"Despite languishing in jail, I've celebrated this day"
The imprisoned journalist called World Press Freedom Day "a day of memories, risks, and hopes" in his message from Tehran's notorious Evin Prison to "journalists all over the world, especially the oppressed Iranian journalists." He wrote, "Despite languishing in jail, I've celebrated this day together with my other journalist colleagues in prison and share the feelings of journalists all over the world." He asked that people remember those journalists who have "sacrificed their life to protect press freedoms and spared no efforts in strengthening the fourth pillar of democracy."
"They can never kill the thought of freedom"

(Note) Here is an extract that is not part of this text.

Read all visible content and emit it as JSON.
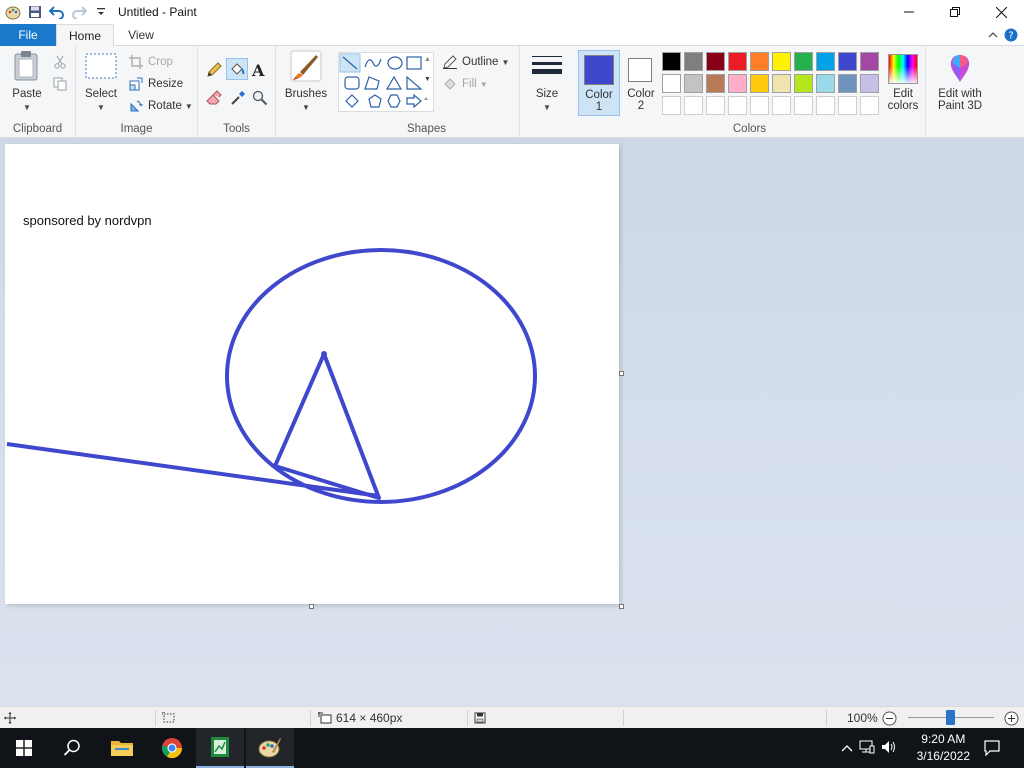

Shamsolvaezin's message concludes that World Press Freedom Day "gives us the opportunity to remind those who covertly or overtly are involved in jailing journalists and breaking their pens that they can never kill the thought of freedom."
CPJ executive director Ann Cooper called Shamsolvaezin's statement "a powerful message to leaders around the world, that imprisoning journalists for their writings will not destroy their desire to report and comment on the news independently." She added "We intend to continue to work for the release of Shamsolvaezin and journalists around the world."
Ayatollah Khamenei, the religious leader who exercises enormous influence over key institutions in Iran, instigated an unsparing campaign of repression in April 2000 that continues to this day and has shuttered the country's vibrant reformist press by closing dozens of newspapers and jailing outspoken journalists.
For the three years before his imprisonment, Shamsolvaezin was a leading force in the burgeoning Iranian reformist press, and is widely regarded as its dean. As editor of the ground-breaking dailies Jameah, Tous, Neshat, and Asr-e-Azadegan, he saw each one successively banned by Tehran's Press Court between 1998 and 2000. His papers published a broad range of political opinions, including not only those of exiled dissidents and reformists but of conservatives as well.